“The simple world of colonial and superpower rivalries is long vanished,” according to Freeman. “The notion that one is either ‘with us or against us’ has lost all resonance in the modern Middle East. No government in the region is prepared now to entrust its future to foreigners, still less to a single foreign power. So the role of great external powers is becoming variable, complex, dynamic, and asymmetric, rather than comprehensive, exclusive, static or uniform.”

Jim Lobe’s blog on U.S. foreign policy can be read at Lobelog.com.

Share RightWeb

Featured Profiles

The American Israel Public Affairs Committee (AIPAC), one of the more effective U.S. lobbying outfits, aims to ensure that the United States backs Israel regardless of the policies Israel pursues.


Donald Trump’s second attorney general, William Barr is the focus of a growing controversy over the Robert Mueller report because his decision to unilaterally declare that the the president had not obstructed justice during the Mueller investigation.


Gina Haspel is the first woman to hold the position of director of the CIA, winning her confirmation despite her history of involvement in torture during the Iraq War.


United against Nuclear Iran is a pressure group that attacks companies doing business in Iran and disseminates alarmist reports about the country’s nuclear program.


Jared Kushner, Donald Trump’s son-in-law, is the president’s senior adviser, whose dealings with the Persian Gulf leaders have come under scrutiny for conflicts of interest.


Erik Prince, former CEO of the mercenary group Blackwater, continues to sell security services around the world as controversies over his work—including in China and the Middle East, and his alleged involvement in collusion between the Trump campaign and Russia—grow.


Robert Joseph played a key role in manipulating U.S. intelligence to support the invasion of Iraq and today is a lobbyist for the MEK.


For media inquiries,
email rightwebproject@gmail.com

From the Wires

President Trump’s announcement that he would recognise Israeli sovereignty over the western part of the Golan Heights destroys the negotiating basis for any future peace between Israel and Syria. It also lays the groundwork for a return to a world without territorial integrity for smaller, weaker countries.

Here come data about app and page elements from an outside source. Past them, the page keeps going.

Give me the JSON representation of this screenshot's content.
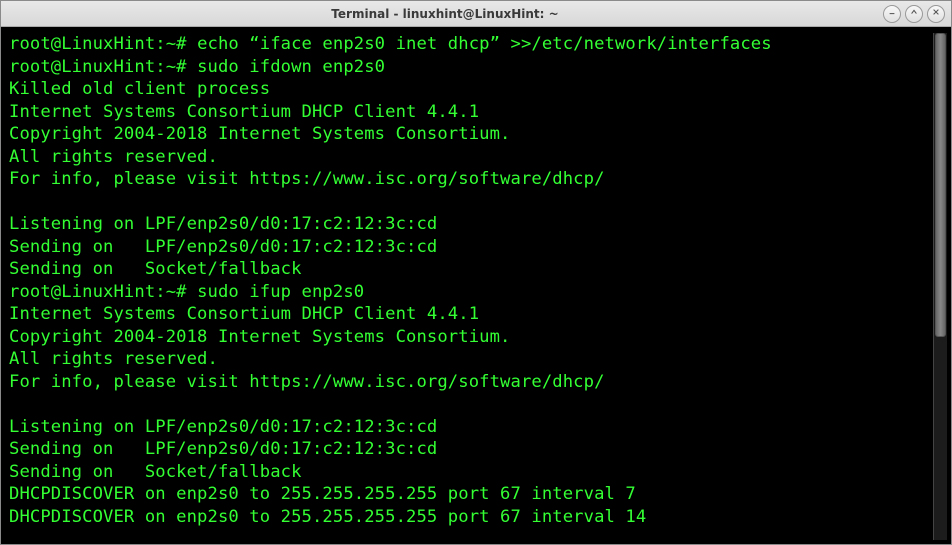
{
  "window": {
    "title": "Terminal - linuxhint@LinuxHint: ~"
  },
  "prompt": {
    "user_host": "root@LinuxHint",
    "path": "~",
    "symbol": "#"
  },
  "lines": {
    "l0_prompt": "root@LinuxHint:~# ",
    "l0_cmd": "echo “iface enp2s0 inet dhcp” >>/etc/network/interfaces",
    "l1_prompt": "root@LinuxHint:~# ",
    "l1_cmd": "sudo ifdown enp2s0",
    "l2": "Killed old client process",
    "l3": "Internet Systems Consortium DHCP Client 4.4.1",
    "l4": "Copyright 2004-2018 Internet Systems Consortium.",
    "l5": "All rights reserved.",
    "l6": "For info, please visit https://www.isc.org/software/dhcp/",
    "l7": "",
    "l8": "Listening on LPF/enp2s0/d0:17:c2:12:3c:cd",
    "l9": "Sending on   LPF/enp2s0/d0:17:c2:12:3c:cd",
    "l10": "Sending on   Socket/fallback",
    "l11_prompt": "root@LinuxHint:~# ",
    "l11_cmd": "sudo ifup enp2s0",
    "l12": "Internet Systems Consortium DHCP Client 4.4.1",
    "l13": "Copyright 2004-2018 Internet Systems Consortium.",
    "l14": "All rights reserved.",
    "l15": "For info, please visit https://www.isc.org/software/dhcp/",
    "l16": "",
    "l17": "Listening on LPF/enp2s0/d0:17:c2:12:3c:cd",
    "l18": "Sending on   LPF/enp2s0/d0:17:c2:12:3c:cd",
    "l19": "Sending on   Socket/fallback",
    "l20": "DHCPDISCOVER on enp2s0 to 255.255.255.255 port 67 interval 7",
    "l21": "DHCPDISCOVER on enp2s0 to 255.255.255.255 port 67 interval 14"
  },
  "colors": {
    "terminal_bg": "#000000",
    "terminal_fg": "#33ff33"
  }
}
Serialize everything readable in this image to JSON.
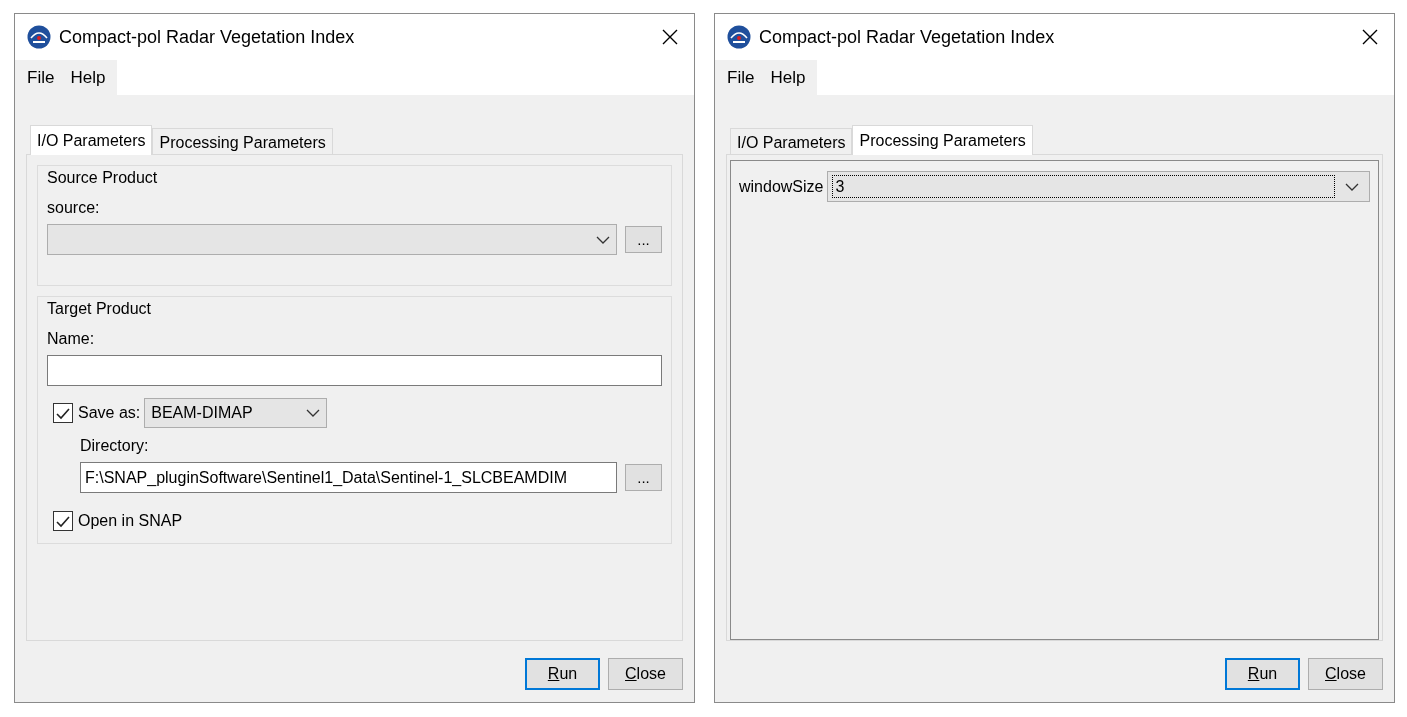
{
  "windows": [
    {
      "title": "Compact-pol Radar Vegetation Index",
      "menu": [
        "File",
        "Help"
      ],
      "tabs": [
        {
          "label": "I/O Parameters",
          "selected": true
        },
        {
          "label": "Processing Parameters",
          "selected": false
        }
      ],
      "panel": {
        "kind": "io",
        "source_product": {
          "title": "Source Product",
          "label": "source:",
          "browse": "..."
        },
        "target_product": {
          "title": "Target Product",
          "name_label": "Name:",
          "save_as": {
            "label": "Save as:",
            "checked": true,
            "format": "BEAM-DIMAP"
          },
          "directory_label": "Directory:",
          "directory": "F:\\SNAP_pluginSoftware\\Sentinel1_Data\\Sentinel-1_SLCBEAMDIM",
          "browse": "...",
          "open_in_snap": {
            "label": "Open in SNAP",
            "checked": true
          }
        }
      },
      "buttons": [
        {
          "label": "Run",
          "default": true
        },
        {
          "label": "Close",
          "default": false
        }
      ]
    },
    {
      "title": "Compact-pol Radar Vegetation Index",
      "menu": [
        "File",
        "Help"
      ],
      "tabs": [
        {
          "label": "I/O Parameters",
          "selected": false
        },
        {
          "label": "Processing Parameters",
          "selected": true
        }
      ],
      "panel": {
        "kind": "processing",
        "parameters": [
          {
            "label": "windowSize",
            "value": "3",
            "focused": true
          }
        ]
      },
      "buttons": [
        {
          "label": "Run",
          "default": true
        },
        {
          "label": "Close",
          "default": false
        }
      ]
    }
  ]
}
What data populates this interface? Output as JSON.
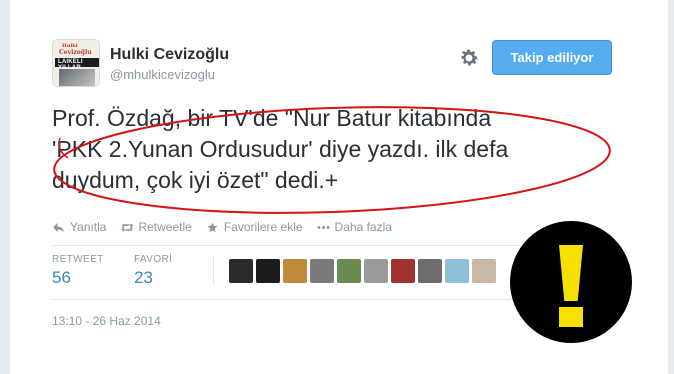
{
  "user": {
    "name": "Hulki Cevizoğlu",
    "handle": "@mhulkicevizoglu",
    "avatar_text": [
      "Hulki",
      "Cevizoğlu",
      "LAIKELI YILLAR"
    ]
  },
  "follow_button": {
    "label": "Takip ediliyor",
    "color": "#55acee"
  },
  "tweet": {
    "lines": [
      "Prof. Özdağ, bir TV'de \"Nur Batur kitabında",
      "'PKK 2.Yunan Ordusudur' diye yazdı. ilk defa",
      "duydum, çok iyi özet\" dedi.+"
    ],
    "highlight_color": "#d41414"
  },
  "actions": [
    {
      "icon": "reply-icon",
      "label": "Yanıtla"
    },
    {
      "icon": "retweet-icon",
      "label": "Retweetle"
    },
    {
      "icon": "star-icon",
      "label": "Favorilere ekle"
    },
    {
      "icon": "more-icon",
      "label": "Daha fazla"
    }
  ],
  "stats": {
    "retweet": {
      "label": "RETWEET",
      "value": "56"
    },
    "favori": {
      "label": "FAVORİ",
      "value": "23"
    }
  },
  "favoriters_colors": [
    "#2a2a2a",
    "#1c1c1c",
    "#c08a3a",
    "#7a7a7a",
    "#6b8b4e",
    "#9a9a9a",
    "#a13232",
    "#6d6d6d",
    "#8fbfd9",
    "#c9b8a6"
  ],
  "timestamp": "13:10 - 26 Haz 2014",
  "warning_icon": {
    "name": "exclamation-warning-icon",
    "bg": "#000000",
    "fg": "#f5e000"
  }
}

The Senate on Wednesday passed a measure mandating the withdrawal of U.S. forces from the Saudi/UAE-led war against Houthi rebels in Yemen. The vote marks the first time since the War Powers Act of 1973 became law that both chambers of Congress have directed the president to withdraw American forces from a conflict.

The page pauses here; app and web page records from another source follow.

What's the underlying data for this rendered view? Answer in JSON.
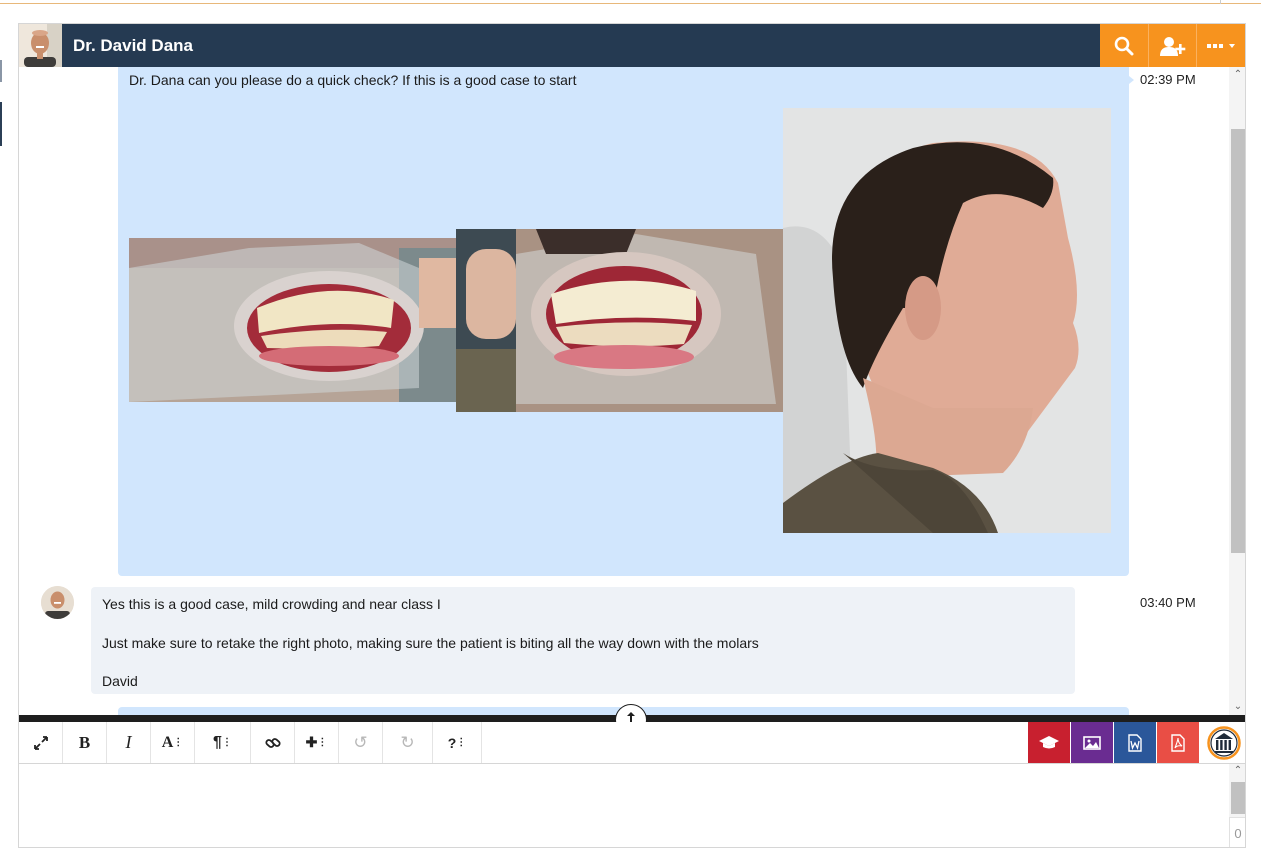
{
  "header": {
    "contact_name": "Dr. David Dana",
    "buttons": [
      {
        "icon": "search-icon"
      },
      {
        "icon": "add-user-icon"
      },
      {
        "icon": "more-options-icon"
      }
    ],
    "accent_color": "#f7931e",
    "bar_color": "#253a52"
  },
  "messages": [
    {
      "sender": "outgoing",
      "text": "Dr. Dana can you please do a quick check? If this is a good case to start",
      "time": "02:39 PM",
      "attachments": [
        {
          "type": "photo",
          "subject": "intraoral left side view"
        },
        {
          "type": "photo",
          "subject": "intraoral right side view"
        },
        {
          "type": "photo",
          "subject": "profile photo of patient"
        }
      ],
      "bubble_color": "#d1e6fd"
    },
    {
      "sender": "Dr. David Dana",
      "lines": [
        "Yes this is a good case, mild crowding and near class I",
        "Just make sure to retake the right photo, making sure the patient is biting all the way down with the molars",
        "David"
      ],
      "time": "03:40 PM",
      "bubble_color": "#eef2f7"
    }
  ],
  "toolbar": {
    "format_tools": [
      {
        "name": "fullscreen-icon"
      },
      {
        "name": "bold-icon",
        "glyph": "B"
      },
      {
        "name": "italic-icon",
        "glyph": "I"
      },
      {
        "name": "font-size-icon",
        "glyph": "A"
      },
      {
        "name": "paragraph-icon",
        "glyph": "¶"
      },
      {
        "name": "link-icon"
      },
      {
        "name": "insert-icon",
        "glyph": "✚"
      },
      {
        "name": "undo-icon",
        "glyph": "↺",
        "disabled": true
      },
      {
        "name": "redo-icon",
        "glyph": "↻",
        "disabled": true
      },
      {
        "name": "help-icon",
        "glyph": "?"
      }
    ],
    "export_buttons": [
      {
        "name": "education-export-icon",
        "color": "#c8202f"
      },
      {
        "name": "image-export-icon",
        "color": "#6a2c91"
      },
      {
        "name": "word-export-icon",
        "color": "#2b579a"
      },
      {
        "name": "pdf-export-icon",
        "color": "#e94e45"
      },
      {
        "name": "institution-icon",
        "color": "#f7931e"
      }
    ]
  },
  "editor": {
    "char_count": "0"
  }
}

The Trump administration’s failed “maximum pressure” approach to Iran and North Korea begs the question what the US president’s true objectives are and what options he is left with should the policy ultimately fail.


In the United States, it’s possible to debate any and every policy, domestic and foreign, except for unquestioning support for Israel. That, apparently, is Ilhan Omar’s chief sin.


While Michael Cohen mesmerized the House of Representatives and President Trump resumed his love affair with North Korea’s Kim Jong, one of the most dangerous state-to-state confrontations, centering in Kashmir, began to spiral out of control.


The Trump administration’s irresponsible withdrawal from the landmark Iran nuclear agreement undermined Iran’s Foreign Minister Mohammad Javad Zarif and emboldened hardliners who accused him of having been deceived by Washington while negotiating the agreement. However, the Iranian government could use the shock of Zarif’s resignation to push back against hardliners and take charge of both the domestic and foreign affairs of the country while Iran’s foreign opponents should consider the risks of destabilizing the government under the current critical situation.


Europe can play an important role in rebuilding confidence in the non-proliferation regime in the wake of the demise of the INF treaty, including by making it clear to the Trump administration that it wants the United States to refrain from deploying INF-banned missiles in Europe and to consider a NATO-Russian joint declaration on non-first deployment.


RightWeb
share